you said something which gave me the impression that you really
only tended to pursue breaches where there were very large sums
involved. There was some sort of cost benefit analysis there,
but, of course, for the small investor the misconduct of a very
small firm can be a complete wipe-out. How do you oversee that
field and how do you decide in those circumstances what to pursue?
(Sir Howard Davies) We will always seek to pursue
compensation where we can. The issue I was talking about was whether
we then proceeded to go through the full disciplinary rigour and
also engaged in the fining process or whatever. In quite a number
of our enforcement actions, and this is what I was trying to convey,
we will identify a breach, the firm will say, "Oh dear, oh

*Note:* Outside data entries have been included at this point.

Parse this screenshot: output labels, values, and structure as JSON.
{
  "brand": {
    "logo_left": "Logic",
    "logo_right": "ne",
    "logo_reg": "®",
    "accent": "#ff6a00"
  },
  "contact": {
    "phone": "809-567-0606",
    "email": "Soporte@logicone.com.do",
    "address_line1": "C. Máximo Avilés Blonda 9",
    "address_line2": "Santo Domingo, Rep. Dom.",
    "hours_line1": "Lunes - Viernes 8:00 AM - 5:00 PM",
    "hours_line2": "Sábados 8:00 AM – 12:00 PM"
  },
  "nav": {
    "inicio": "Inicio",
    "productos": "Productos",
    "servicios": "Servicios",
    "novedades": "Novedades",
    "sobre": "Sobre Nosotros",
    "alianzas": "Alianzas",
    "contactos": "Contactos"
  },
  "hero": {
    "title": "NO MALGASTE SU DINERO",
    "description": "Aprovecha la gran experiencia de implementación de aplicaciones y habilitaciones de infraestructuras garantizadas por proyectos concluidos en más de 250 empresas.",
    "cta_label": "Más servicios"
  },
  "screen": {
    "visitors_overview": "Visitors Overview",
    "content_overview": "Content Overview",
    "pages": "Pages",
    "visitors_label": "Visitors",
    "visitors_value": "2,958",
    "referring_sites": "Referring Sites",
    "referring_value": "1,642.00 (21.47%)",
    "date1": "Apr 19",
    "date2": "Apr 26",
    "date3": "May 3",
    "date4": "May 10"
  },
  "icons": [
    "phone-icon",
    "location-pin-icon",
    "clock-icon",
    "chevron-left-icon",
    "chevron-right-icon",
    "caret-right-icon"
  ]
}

dear, we will compensate the investor", and that is what
we will always go forcompensation for the investor. Then
the question will be, do we believe that this was a significantly
serious breach for it to justify the full glory of our disciplinary
process or was this essentially an accidental oversight which
the firm has now corrected and when we look at the systems we
think that they have improved their systems and no useful purpose
would be served by making an example of them in the fining point.
That is a judgment that we make, so we would always pursue compensation
but we would not always necessarily pursue the discipline of fines.
(Mr Whittaker) One particular context in which the
cost benefit analysis does arise in relation to payment of compensation
is that we have administered a pension review which has required
those who have been involved in mis-selling of personal pensions
to take the initiative in working out how much people have lost
as a result of that and to pay them back. Through that process
some £11.5 billion has been repaid to people who have been
mis-sold personal pensions. We have operated a cost benefit process
in deciding whether we should ever do that again and so, particularly
in relation to, for example, mortgage endowments, we have concluded
that the cost benefit analysis would not justify a similar exercise
in that case across the whole industry. If we were to conclude
that it would be justified then we would nevertheless need to
go back to the Treasury and get approval from them in order to
do such an exercise. That is, I think, the only context in which
a cost benefit analysis applies to individual compensation.
Chairman: Thank you very much. Sir Howard, you
have been extremely generous with your time this afternoon. I
am sure there are other questions we would like to have put to
you but we have covered quite a wide range and you have been very
full in your answers, for which we are extremely grateful. It
has been very helpful to us. Thank you very much.